Normalcy returning to violence-hit Punjab; former Faridkot SSP to be chargesheeted for negligence
Punjab was today limping back to normalcy with paramilitary forces keeping a tight vigil in areas rattled by violence over desecration of the holy book even as the state government cleared the decks to charge sheet former Faridkot SSP for alleged negligence and police firing on Sikh activists.
Chandigarh: Punjab was today limping back to normalcy with paramilitary forces keeping a tight vigil in areas rattled by violence over desecration of the holy book even as the state government cleared the decks to charge sheet former Faridkot SSP for alleged negligence and police firing on Sikh activists.
The Sikh protesters have now shifted their dharnas and blockades to inner roads with most of the national highways criss-crossing the state witnessing normal traffic movement, officials said.
However, at Panjgrain village in Faridkot from where the two alleged prime accused in Bargari village incident belong protests continued as locals alleged that the brothers were innocent.
Traffic movement on Harike Pattan bridge at Tarn Taran and Beas in Amritsar has been restored, police said.
Ten companies of paramilitary forces and Punjab police personnel are keeping a tight vigil in the wake of protests by Sikh organisations, including hardliners in parts of the state, including Tarn Taran, Amritsar, Jalandhar and Fardikot, police said.
Initiating proceedings against former Faridkot Senior Superintendent of Police (SSP) Charanjit Sharma, the Punjab government has cleared the decks to charge sheet him for alleged negligence and police firing on Sikh activists, who had been protesting sacrilege of Guru Granth Sahib at Bargari in Faridkot district, official sources said.
Sharma, who was SSP Faridkot when the holy book was first reported stolen from a gurdwara there, is facing suspension for lapses in the line of duty.
Meanwhile, the hardliners among Sikh politicians and religious preachers feel that the two youths arrested by police in connection with the alleged act of sacrilege in Bargari village are innocent.
Shiromani Akali Dal (Amritsar) president Simranjit Singh Mann said until the 'bir' (scriptures) stolen from Burj Jawahar Singh Wala village was recovered and subjected to forensic tests to confirm that the pages found in Bargari were from it, it was hard to believe the police theory.

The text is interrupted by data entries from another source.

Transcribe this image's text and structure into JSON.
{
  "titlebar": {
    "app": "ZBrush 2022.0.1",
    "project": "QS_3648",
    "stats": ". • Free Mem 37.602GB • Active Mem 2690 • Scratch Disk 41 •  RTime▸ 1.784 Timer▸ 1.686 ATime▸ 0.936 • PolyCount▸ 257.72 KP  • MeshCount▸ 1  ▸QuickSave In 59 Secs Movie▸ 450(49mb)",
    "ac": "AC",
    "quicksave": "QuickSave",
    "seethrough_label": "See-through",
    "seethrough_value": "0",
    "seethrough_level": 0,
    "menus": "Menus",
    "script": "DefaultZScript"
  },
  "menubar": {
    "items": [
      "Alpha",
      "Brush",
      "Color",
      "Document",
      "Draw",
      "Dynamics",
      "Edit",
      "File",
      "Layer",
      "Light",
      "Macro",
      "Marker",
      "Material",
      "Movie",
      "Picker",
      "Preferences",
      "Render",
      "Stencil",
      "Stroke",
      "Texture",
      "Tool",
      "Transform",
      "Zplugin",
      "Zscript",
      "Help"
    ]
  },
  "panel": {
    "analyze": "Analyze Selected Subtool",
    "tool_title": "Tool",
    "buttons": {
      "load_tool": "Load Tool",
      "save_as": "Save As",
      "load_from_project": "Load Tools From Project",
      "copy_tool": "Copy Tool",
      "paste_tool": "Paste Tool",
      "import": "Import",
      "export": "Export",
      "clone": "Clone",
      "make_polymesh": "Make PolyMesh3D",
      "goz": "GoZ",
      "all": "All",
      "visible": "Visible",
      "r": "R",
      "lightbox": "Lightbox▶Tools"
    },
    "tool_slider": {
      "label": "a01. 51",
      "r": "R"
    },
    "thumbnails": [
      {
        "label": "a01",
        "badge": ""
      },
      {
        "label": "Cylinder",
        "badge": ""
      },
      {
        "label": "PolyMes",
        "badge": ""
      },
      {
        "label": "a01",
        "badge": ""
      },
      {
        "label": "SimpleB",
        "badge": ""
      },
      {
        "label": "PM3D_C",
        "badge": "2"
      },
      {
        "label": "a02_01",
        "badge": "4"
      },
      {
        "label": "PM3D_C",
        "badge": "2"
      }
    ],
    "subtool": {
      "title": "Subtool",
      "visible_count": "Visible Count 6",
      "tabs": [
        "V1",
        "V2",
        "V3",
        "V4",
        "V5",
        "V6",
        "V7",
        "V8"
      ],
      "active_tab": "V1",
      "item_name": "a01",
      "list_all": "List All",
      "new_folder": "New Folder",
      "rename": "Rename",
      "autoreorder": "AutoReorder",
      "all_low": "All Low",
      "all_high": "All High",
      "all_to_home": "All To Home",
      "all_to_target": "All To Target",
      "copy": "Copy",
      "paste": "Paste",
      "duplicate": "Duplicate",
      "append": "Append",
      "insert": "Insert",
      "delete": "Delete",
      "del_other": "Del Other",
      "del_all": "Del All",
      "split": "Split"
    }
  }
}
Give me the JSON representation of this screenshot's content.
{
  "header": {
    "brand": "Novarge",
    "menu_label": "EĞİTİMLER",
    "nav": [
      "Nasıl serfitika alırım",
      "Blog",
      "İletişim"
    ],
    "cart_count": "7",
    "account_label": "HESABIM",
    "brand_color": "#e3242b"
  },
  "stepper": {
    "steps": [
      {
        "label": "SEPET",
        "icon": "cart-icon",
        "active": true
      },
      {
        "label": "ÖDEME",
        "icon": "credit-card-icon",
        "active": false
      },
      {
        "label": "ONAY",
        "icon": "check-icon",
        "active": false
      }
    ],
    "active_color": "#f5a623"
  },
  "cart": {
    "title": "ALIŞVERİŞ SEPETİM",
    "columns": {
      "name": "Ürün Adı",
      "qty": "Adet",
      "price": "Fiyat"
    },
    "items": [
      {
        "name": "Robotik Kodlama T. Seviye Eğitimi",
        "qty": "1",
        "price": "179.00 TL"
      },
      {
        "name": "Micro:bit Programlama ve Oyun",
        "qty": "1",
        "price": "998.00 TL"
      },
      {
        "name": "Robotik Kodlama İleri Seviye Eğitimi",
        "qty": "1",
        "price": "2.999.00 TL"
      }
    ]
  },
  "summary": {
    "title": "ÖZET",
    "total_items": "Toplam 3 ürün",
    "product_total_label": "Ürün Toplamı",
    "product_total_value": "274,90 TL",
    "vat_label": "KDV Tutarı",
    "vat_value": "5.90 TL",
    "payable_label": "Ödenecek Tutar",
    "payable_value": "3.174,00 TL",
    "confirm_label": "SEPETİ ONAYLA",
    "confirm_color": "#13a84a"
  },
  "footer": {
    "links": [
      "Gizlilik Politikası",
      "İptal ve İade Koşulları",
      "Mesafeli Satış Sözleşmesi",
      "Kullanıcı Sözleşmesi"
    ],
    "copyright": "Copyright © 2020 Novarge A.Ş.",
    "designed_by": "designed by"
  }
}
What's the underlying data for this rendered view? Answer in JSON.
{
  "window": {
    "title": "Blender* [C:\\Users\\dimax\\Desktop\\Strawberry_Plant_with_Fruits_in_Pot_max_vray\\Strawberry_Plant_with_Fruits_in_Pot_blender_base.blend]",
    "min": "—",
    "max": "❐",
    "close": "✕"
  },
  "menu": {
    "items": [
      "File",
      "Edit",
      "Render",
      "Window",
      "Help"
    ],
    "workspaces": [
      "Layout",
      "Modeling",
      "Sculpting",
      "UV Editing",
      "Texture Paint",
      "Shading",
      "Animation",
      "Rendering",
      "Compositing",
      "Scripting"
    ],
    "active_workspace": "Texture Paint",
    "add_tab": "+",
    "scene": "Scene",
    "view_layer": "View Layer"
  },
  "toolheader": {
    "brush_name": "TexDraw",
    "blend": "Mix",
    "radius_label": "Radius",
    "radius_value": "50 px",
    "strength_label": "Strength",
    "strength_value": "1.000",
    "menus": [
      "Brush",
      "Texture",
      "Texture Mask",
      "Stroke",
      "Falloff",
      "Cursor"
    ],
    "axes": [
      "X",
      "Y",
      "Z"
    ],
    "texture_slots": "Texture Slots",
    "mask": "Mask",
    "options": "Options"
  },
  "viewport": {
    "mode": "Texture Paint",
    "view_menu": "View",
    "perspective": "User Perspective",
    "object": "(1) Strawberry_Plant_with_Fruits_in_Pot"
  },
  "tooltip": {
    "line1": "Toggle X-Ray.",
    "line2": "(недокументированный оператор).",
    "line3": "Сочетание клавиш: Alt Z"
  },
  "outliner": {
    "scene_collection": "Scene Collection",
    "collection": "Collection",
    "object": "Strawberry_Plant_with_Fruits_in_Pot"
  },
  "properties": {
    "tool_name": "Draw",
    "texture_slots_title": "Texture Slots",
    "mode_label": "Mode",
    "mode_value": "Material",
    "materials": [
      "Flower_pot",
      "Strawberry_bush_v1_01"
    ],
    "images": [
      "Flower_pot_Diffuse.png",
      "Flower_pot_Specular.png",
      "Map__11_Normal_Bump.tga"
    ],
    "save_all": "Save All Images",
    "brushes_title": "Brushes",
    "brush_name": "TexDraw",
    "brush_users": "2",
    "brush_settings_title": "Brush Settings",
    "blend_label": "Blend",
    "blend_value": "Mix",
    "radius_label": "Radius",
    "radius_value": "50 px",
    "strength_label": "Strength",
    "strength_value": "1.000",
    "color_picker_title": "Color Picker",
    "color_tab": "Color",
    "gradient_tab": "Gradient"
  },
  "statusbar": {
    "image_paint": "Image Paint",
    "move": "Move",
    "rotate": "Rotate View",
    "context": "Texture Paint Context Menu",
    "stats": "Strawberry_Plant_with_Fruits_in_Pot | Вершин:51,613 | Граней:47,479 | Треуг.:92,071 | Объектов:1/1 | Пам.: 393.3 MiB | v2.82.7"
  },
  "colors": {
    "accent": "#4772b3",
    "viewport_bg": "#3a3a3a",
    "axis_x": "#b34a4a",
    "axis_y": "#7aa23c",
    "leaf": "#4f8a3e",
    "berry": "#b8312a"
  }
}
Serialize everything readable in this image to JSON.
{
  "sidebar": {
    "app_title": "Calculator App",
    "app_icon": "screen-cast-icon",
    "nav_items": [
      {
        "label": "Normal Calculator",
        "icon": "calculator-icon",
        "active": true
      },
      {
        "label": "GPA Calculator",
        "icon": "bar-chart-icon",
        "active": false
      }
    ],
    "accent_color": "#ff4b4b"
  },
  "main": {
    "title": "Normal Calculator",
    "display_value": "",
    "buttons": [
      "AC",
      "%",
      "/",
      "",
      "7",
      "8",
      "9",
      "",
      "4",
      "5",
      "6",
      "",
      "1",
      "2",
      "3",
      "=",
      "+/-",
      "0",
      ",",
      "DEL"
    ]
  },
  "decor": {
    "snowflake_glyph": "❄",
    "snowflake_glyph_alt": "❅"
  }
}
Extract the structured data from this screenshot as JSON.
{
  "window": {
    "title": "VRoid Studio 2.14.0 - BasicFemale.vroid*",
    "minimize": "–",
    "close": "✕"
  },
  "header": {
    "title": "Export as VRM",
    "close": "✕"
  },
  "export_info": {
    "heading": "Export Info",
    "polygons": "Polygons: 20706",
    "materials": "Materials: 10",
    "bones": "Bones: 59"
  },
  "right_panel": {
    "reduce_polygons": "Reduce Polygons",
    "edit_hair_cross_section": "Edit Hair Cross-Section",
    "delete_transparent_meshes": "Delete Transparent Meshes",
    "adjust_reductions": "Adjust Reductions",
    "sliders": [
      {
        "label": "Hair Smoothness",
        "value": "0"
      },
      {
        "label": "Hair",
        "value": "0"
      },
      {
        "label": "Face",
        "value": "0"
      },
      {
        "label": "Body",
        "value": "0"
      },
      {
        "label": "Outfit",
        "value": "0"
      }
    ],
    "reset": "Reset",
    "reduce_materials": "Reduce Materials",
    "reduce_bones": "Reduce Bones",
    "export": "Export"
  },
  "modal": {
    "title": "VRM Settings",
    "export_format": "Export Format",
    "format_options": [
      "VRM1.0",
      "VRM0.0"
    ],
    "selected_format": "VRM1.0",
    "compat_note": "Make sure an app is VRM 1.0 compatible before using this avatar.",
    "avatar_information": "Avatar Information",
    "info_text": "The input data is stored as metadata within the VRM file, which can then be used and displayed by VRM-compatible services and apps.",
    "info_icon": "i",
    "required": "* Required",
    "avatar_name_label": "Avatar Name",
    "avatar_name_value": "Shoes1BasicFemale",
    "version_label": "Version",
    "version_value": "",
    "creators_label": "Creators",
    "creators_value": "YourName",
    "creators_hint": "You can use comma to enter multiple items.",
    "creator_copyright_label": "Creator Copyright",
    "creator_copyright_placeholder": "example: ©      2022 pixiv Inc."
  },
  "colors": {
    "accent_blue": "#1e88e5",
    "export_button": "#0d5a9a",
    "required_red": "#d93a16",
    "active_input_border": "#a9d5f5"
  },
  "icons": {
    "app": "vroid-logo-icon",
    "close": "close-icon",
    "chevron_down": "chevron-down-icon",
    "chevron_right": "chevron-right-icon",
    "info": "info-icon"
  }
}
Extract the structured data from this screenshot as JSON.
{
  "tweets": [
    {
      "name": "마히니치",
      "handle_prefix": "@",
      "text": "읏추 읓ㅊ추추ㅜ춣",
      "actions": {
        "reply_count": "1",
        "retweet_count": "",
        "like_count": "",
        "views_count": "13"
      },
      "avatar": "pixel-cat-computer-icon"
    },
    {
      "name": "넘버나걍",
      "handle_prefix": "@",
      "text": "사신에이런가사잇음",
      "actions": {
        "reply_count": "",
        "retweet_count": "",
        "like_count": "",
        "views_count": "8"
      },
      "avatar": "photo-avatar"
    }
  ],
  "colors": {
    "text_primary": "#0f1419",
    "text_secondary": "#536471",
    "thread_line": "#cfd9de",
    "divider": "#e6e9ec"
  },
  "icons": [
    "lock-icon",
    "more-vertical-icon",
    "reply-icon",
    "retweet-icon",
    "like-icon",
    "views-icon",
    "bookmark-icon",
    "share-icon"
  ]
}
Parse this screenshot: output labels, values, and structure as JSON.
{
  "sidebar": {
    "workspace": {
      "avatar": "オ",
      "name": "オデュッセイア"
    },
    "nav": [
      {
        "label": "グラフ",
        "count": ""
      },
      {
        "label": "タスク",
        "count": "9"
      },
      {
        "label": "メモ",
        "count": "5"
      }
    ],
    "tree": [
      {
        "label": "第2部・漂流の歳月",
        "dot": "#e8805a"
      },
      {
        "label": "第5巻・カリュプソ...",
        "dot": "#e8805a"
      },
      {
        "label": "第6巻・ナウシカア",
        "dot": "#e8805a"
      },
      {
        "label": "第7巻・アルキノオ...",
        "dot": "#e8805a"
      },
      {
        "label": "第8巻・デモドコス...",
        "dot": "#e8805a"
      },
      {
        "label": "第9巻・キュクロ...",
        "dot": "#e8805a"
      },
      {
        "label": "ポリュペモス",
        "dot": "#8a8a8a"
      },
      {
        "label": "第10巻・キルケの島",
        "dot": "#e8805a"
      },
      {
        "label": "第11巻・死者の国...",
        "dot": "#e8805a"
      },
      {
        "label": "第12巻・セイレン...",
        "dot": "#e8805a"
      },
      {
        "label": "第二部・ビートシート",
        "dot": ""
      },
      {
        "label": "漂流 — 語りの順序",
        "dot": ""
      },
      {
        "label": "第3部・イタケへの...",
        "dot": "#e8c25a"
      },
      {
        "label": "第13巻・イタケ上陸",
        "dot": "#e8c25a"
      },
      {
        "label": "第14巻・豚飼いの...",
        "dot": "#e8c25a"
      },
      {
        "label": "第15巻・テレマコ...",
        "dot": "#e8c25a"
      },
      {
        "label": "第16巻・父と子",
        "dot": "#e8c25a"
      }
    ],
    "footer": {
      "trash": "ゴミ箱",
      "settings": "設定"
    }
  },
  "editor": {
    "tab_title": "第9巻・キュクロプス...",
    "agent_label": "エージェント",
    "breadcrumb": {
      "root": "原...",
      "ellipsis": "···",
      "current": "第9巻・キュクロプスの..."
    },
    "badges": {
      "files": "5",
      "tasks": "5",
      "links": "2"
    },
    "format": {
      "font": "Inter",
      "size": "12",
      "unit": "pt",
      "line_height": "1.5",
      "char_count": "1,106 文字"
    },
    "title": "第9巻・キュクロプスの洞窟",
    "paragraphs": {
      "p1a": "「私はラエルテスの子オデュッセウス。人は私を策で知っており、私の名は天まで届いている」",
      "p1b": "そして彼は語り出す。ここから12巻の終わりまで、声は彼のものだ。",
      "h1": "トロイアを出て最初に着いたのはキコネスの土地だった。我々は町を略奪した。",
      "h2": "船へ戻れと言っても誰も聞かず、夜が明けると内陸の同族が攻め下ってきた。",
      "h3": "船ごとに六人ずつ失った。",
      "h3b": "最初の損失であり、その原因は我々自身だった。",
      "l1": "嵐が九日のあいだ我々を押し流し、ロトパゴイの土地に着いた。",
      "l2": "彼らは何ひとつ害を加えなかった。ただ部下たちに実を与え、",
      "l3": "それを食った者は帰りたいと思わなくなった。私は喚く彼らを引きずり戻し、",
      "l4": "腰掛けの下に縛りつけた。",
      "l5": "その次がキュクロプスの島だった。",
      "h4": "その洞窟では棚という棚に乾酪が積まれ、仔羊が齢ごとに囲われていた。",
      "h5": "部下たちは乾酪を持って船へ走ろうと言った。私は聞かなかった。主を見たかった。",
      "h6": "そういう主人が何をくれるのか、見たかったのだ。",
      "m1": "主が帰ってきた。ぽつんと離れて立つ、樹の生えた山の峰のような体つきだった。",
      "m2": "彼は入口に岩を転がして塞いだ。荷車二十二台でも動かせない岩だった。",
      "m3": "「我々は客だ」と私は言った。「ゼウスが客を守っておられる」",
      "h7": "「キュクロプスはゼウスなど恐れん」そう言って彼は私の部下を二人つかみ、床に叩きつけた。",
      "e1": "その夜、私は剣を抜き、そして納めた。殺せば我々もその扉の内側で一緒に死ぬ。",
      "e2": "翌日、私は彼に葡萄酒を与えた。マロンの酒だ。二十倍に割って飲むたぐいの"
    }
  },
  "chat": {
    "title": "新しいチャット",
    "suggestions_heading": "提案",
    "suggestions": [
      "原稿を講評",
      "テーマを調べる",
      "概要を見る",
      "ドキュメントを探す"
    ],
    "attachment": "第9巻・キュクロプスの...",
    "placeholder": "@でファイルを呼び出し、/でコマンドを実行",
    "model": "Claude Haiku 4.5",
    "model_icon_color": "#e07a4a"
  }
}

"The police story has gaps," Mann charged.
Hardliners alleged that all arrested accused were either baptised Sikhs or gurdwara priests and "none of whom could have done it". They also demanded a CBI probe.